START Data for this task

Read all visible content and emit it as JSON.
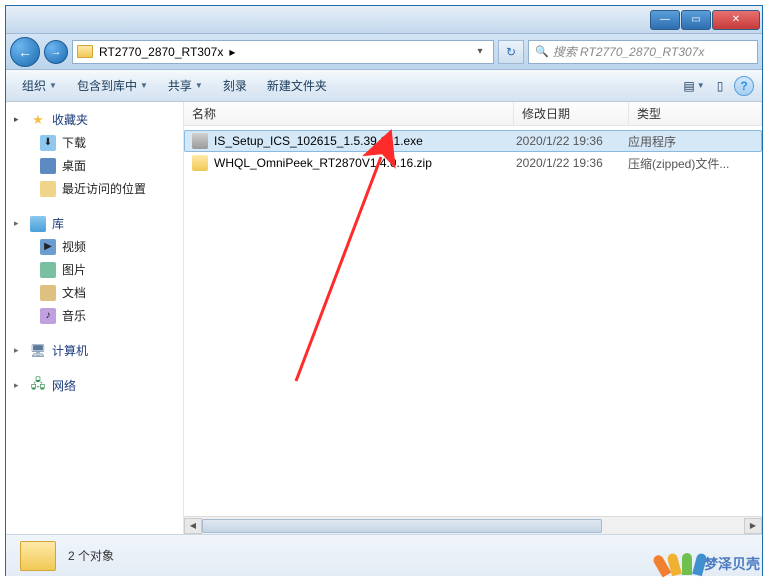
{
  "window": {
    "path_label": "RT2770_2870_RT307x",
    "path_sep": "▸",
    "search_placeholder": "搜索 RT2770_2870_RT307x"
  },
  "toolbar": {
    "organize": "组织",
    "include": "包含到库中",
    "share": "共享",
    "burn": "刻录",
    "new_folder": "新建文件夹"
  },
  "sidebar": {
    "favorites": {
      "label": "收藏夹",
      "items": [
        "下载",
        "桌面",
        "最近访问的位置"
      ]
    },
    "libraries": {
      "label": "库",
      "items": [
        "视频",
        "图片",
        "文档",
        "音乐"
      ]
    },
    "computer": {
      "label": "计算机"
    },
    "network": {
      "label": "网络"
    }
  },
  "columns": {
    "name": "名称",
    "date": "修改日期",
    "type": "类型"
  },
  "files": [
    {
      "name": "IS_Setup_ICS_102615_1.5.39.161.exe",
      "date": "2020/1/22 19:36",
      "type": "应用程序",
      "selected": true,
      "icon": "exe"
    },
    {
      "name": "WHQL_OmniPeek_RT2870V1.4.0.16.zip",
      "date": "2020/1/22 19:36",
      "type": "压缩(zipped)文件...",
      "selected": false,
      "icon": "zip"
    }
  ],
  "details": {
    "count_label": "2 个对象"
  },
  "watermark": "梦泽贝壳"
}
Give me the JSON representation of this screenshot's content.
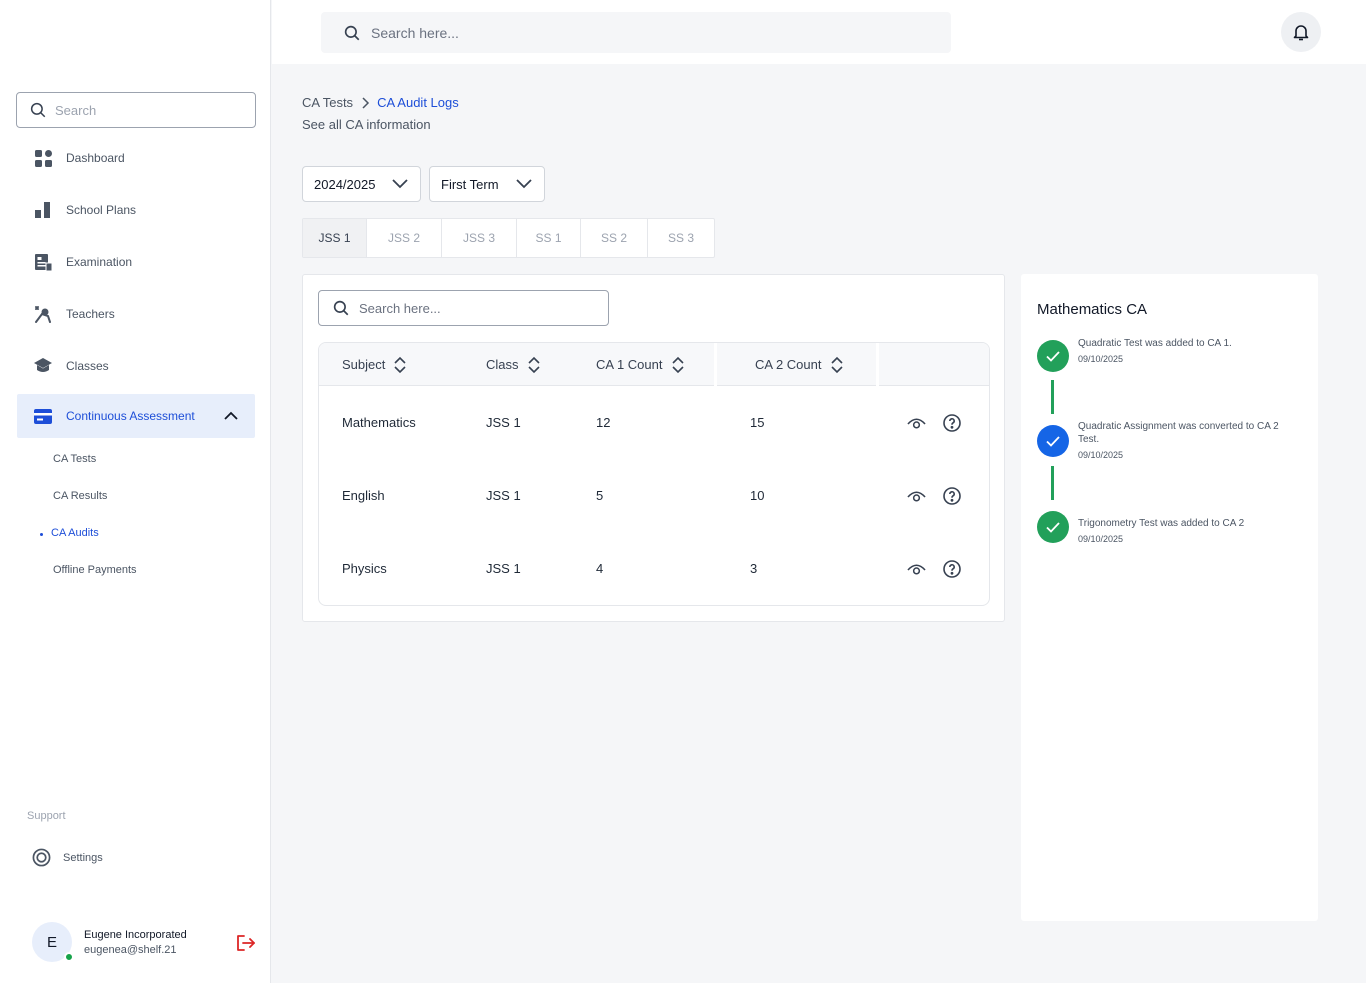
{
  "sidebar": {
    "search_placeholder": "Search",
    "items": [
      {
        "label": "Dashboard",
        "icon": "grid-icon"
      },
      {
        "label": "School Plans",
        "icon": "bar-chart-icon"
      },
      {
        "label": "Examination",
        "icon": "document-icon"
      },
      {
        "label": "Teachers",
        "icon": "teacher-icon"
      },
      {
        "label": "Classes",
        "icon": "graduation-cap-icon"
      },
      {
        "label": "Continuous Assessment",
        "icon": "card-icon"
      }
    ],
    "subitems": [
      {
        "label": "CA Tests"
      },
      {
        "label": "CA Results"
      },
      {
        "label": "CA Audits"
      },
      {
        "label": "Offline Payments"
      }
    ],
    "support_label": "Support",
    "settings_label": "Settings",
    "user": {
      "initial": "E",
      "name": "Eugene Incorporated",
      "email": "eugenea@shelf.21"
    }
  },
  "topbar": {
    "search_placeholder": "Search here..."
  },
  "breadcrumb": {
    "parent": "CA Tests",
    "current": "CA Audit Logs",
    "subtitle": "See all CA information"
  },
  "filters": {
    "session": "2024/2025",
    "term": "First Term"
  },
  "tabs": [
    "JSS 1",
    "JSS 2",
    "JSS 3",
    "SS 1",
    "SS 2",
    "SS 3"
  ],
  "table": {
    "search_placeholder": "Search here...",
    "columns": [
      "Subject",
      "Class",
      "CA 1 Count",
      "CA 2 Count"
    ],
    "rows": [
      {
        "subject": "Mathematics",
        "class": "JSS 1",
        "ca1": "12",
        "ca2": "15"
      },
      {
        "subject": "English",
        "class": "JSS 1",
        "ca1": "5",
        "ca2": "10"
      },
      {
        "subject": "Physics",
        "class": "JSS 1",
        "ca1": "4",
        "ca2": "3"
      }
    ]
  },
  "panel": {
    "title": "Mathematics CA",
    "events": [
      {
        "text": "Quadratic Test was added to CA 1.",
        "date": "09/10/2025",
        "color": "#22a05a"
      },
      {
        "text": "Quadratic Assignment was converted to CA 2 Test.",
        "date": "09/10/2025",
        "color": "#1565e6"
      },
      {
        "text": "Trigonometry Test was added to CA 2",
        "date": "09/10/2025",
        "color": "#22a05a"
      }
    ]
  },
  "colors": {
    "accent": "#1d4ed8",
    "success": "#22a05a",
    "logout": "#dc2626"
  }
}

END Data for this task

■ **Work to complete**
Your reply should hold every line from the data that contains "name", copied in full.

■ **Finished task**
    "name": "名称",
      "name": "IS_Setup_ICS_102615_1.5.39.161.exe",
      "name": "WHQL_OmniPeek_RT2870V1.4.0.16.zip",
      "name": "Eugene Incorporated",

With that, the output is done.